lame -m m -V 3 --resample 11025

That is, monaural, vocal encoding of quality 3, (0 is the highest data rate, 9 is the lowest), and resampled to 11025Hz.  If a particular vocal recording was of exceptionally high quality it may be resampled to 22050 Hz instead.

The music on these recordings often has little more dynamic range than the voice recordings, however, they were processed using

lame --preset 112

for stereo music files (112kbps 44100Hz), and

lame -m m --preset 96

for monaural music files (96kpbs 44100Hz).

The need for multiple distribution targets is also the reason why each track of processed audio contains a few seconds of trailing silence.  This way, the tracks can be strung together in a playlist or burned to an audio CD without needing to add short tracks of silence.


Most of the processing of the audio on this site was done in Adobe Audition, and Sony Vegas.  The original media and intermediate project files can be made available to you upon request.

A rough target for volume level for the music was between -9 and -6dB(fs), with peaks above that, and -6 to -3dB(fs) for voice.  No hard limiting was done, so levels up to 0 dB(fs) can and do occur.

Audio Compression

Audio Compression (that is, the processing of the dynamic range of the audio, as opposed to the data compression of the audio using MP3) is a topic that has entered somewhat into the public consciousness of late.  Be assured, that many experiments were done to see if it was feasible to reduce or eliminate the use of audio compression.  Certainly, for some talks, it could be done, but the long and the short of it is that considering the quality and character of the source material, as well as the ultimate goal—to make the words as clearly audible as possible—the use of a great deal of compression was unavoidable.

Our hope is that when those who were familiar with the previously available cassette duplicates hear these recordings, they will be pleasantly surprised how much more intelligible the words are, as well as relieved that constant volume adjustments are no longer necessary.

Noise Reduction

Experiments were done with various noise reduction techniques.  Unfortunately, most of the techniques that operate in the frequency domain, or are based off of a captured noise print, were found either to introduce very noticeable artifacts, or reduce the noise by such a small amount as not to be worthwhile.  Again, the masters are so noisy that these methods, which are so helpful in other situations, cannot successfully be employed here.

So then, most often simple EQ was used to mask 60Hz hum (with its harmonics), tape hiss, etc.  This is one area in which substantial improvement could be made in the future over what has been done here, although on many recordings it seems the higher frequencies contain nothing at all of the original signal, but only tape hiss and noise.

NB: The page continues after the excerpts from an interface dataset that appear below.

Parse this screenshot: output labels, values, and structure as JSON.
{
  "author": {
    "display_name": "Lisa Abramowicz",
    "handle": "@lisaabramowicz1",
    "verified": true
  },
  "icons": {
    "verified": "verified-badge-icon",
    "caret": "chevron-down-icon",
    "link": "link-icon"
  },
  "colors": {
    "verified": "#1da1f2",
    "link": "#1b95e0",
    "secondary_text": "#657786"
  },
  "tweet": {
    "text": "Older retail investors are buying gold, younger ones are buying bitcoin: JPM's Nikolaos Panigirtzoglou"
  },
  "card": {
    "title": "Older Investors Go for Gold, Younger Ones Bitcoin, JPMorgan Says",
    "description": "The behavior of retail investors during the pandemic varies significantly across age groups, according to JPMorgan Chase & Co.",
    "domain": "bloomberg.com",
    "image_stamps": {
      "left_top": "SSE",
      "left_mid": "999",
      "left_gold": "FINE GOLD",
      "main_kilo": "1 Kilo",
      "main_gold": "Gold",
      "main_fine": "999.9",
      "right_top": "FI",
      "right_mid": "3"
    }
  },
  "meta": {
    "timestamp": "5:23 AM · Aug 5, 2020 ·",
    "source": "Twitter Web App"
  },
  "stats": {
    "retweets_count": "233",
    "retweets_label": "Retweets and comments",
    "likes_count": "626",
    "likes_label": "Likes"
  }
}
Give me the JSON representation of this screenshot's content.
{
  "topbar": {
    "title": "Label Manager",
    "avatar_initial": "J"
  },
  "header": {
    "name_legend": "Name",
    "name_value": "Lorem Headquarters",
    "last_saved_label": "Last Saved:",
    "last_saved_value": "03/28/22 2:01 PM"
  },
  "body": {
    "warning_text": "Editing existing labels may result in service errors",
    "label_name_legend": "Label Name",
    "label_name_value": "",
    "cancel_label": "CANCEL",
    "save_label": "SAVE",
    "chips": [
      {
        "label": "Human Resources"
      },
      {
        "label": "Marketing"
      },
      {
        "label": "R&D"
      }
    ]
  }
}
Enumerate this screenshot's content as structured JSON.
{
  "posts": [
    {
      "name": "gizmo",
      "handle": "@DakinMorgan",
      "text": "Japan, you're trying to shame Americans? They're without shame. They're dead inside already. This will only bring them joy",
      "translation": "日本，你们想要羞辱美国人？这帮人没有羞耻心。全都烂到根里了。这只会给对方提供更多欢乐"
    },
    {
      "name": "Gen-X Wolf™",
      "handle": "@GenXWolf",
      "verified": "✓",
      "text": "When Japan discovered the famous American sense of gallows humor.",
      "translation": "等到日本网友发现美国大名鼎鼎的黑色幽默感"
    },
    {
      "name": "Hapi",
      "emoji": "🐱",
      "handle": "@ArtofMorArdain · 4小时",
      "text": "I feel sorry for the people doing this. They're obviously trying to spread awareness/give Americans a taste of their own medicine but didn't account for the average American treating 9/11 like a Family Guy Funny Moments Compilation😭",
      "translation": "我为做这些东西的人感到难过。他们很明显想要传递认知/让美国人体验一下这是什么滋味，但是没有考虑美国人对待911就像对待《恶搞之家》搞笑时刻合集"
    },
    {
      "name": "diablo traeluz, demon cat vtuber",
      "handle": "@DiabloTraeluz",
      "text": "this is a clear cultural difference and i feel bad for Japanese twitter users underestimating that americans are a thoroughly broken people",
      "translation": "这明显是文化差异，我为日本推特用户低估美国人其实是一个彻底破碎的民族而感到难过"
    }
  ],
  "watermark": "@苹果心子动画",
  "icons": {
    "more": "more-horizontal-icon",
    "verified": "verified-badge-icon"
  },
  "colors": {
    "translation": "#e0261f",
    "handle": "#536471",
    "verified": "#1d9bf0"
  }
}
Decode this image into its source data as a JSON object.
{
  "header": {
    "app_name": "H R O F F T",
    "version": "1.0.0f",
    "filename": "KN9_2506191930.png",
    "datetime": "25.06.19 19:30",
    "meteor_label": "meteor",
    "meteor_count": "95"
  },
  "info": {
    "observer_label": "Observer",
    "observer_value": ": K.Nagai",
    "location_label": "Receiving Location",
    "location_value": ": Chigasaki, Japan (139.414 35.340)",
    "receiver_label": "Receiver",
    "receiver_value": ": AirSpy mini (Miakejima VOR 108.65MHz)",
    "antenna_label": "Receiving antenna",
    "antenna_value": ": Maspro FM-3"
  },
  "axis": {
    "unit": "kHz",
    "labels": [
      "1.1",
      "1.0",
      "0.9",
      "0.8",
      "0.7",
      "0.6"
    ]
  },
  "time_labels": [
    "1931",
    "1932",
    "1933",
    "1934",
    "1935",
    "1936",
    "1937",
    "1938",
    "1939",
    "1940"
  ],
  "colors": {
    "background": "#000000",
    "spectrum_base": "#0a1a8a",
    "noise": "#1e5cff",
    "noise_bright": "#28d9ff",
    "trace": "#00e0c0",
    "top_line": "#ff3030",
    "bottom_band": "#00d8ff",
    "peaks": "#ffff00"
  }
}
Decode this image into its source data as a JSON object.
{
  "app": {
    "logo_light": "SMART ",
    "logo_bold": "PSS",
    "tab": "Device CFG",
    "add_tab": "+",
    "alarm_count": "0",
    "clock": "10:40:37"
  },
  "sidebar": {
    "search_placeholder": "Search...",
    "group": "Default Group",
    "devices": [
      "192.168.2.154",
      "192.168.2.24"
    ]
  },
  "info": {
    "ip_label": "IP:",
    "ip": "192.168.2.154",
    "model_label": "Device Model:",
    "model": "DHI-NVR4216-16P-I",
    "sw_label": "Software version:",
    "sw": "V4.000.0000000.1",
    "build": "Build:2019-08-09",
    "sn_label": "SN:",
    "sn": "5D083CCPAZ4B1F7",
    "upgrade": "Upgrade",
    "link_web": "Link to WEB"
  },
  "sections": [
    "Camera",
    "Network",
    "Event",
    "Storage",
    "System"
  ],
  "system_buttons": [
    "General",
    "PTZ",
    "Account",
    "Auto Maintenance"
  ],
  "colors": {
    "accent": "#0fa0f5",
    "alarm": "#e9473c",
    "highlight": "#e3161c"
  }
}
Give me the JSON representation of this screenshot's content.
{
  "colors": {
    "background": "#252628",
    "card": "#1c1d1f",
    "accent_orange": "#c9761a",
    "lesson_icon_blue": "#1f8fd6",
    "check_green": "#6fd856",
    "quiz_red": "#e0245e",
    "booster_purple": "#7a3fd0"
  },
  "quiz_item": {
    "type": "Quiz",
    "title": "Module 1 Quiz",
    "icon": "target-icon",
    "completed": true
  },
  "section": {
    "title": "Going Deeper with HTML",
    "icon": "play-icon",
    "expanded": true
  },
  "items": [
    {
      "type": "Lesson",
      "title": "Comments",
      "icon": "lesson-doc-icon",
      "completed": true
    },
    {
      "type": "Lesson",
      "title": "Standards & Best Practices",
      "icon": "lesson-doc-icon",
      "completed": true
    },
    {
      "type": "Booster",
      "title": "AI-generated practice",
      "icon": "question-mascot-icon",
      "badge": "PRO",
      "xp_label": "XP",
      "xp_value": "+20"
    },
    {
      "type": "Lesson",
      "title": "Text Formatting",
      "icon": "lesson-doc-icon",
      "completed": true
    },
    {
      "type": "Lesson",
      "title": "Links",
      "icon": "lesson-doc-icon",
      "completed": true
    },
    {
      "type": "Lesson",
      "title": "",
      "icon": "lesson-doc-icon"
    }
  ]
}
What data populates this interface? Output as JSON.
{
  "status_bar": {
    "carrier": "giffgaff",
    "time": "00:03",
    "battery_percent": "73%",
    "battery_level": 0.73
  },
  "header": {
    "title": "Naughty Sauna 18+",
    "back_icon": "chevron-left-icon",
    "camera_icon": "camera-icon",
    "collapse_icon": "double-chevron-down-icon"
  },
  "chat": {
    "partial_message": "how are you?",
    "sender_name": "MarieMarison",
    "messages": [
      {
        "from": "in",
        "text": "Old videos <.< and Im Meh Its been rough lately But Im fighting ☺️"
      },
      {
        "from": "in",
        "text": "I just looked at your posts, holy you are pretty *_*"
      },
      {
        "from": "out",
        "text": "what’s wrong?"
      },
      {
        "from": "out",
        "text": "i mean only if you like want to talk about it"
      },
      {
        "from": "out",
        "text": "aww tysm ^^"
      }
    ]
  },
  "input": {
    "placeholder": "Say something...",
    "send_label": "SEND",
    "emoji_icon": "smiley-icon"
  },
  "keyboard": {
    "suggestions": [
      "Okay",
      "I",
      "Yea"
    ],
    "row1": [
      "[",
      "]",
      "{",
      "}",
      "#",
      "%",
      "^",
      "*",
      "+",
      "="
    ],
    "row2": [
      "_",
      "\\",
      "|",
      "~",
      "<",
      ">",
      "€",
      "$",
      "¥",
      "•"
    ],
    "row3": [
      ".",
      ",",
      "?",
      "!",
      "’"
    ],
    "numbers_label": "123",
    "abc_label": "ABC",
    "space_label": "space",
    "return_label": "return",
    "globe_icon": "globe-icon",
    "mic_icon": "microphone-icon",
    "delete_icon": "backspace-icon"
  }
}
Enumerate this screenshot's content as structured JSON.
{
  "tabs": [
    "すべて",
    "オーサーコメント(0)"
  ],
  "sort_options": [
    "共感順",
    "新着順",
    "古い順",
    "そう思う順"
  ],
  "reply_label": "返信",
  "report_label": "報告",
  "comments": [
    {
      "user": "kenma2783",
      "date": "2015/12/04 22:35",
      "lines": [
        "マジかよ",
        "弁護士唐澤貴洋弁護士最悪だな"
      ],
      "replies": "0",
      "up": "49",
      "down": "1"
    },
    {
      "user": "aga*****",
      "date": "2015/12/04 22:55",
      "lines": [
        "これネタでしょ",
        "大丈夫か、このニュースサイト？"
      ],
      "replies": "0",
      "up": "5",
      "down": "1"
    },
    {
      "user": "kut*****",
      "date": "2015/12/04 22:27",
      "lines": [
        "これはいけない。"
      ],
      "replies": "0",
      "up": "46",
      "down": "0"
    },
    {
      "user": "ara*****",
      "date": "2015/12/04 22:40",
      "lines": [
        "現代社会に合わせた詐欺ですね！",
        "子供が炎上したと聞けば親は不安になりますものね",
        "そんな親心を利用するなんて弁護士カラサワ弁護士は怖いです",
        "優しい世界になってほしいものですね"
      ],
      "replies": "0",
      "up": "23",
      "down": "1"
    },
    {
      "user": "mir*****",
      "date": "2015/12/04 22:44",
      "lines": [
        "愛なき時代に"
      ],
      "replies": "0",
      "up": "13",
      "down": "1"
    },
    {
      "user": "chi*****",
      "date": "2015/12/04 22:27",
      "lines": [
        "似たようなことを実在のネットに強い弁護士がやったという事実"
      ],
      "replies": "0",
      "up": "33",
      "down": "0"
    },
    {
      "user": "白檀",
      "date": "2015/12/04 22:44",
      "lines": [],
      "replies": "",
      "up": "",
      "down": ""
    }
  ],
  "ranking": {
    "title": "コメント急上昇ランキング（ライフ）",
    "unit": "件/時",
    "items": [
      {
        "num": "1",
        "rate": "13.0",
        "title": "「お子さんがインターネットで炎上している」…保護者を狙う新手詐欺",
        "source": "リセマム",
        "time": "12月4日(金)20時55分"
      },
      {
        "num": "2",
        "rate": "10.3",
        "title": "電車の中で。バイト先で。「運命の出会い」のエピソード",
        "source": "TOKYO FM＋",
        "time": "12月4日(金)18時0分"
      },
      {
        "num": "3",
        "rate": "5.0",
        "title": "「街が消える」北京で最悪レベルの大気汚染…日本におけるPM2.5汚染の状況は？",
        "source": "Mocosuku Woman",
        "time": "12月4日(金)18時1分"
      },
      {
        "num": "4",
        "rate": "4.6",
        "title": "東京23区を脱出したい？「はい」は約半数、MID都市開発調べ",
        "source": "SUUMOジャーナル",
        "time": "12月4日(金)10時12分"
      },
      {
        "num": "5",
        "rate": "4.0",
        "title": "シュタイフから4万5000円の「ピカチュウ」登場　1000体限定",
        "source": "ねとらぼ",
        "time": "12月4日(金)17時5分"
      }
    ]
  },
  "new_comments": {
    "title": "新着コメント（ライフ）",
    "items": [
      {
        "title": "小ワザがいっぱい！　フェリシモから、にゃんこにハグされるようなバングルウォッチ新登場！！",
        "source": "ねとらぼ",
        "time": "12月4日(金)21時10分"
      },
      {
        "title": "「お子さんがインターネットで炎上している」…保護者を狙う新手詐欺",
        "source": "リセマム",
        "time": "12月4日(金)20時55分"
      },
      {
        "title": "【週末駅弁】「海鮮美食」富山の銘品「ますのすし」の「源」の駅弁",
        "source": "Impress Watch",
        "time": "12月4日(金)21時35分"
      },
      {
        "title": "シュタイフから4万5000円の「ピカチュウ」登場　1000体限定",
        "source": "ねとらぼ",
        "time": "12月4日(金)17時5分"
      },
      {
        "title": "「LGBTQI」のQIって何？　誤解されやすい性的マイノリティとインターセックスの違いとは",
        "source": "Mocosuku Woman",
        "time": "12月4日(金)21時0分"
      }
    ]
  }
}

Starting with message 7A, some successful experiments using hiss reduction in Adobe Audition 3.0 were done.  The standard setting produced too many spectral artifacts, but the “Light Hiss Reduction” preset setting (noise floor 5dB, FFT 4096 points, precision 5, transition 5dB, decay 50%, 15dB hiss reduction) dealt with the hiss in a fairly clean and effective way.  The decision to use this hiss reduction was difficult, because when using it, some of the subtler cues of the noise presence of the room seemed to be eliminated, and the voice sounded just a shade more muffled (if that is possible given how muffled some of the originals are).  Nevertheless, there is no question that the level of hiss on many of the recordings—especially the sermons where audio compression raises the level of hiss—counts as a distraction that ought to be dealt with.

In some cases, noise that was more localized was removed, or rather attenuated, using the spectral frequency editing tool of Adobe Audition 3.0.


Most clicks, crackles, and pops that sound like static discharge can be effectively removed by using Sony’s Click and Crackle Removal plug-in, setting Sensitivity to 10, Click shape to 8, and Max click size to 1.0 ms.

Clicks and pops from the music that originated on vinyl records, can, of course, tolerate more drastic settings.  Settings of 17, 5, and 2.0 respectively seemed to be a good compromise in such cases.  See the project notes of the individual recordings for more details.

Pitch Shifts

Pitch shifts were processed with Adobe Audition 3.0 or sometimes Adobe Audition CS6.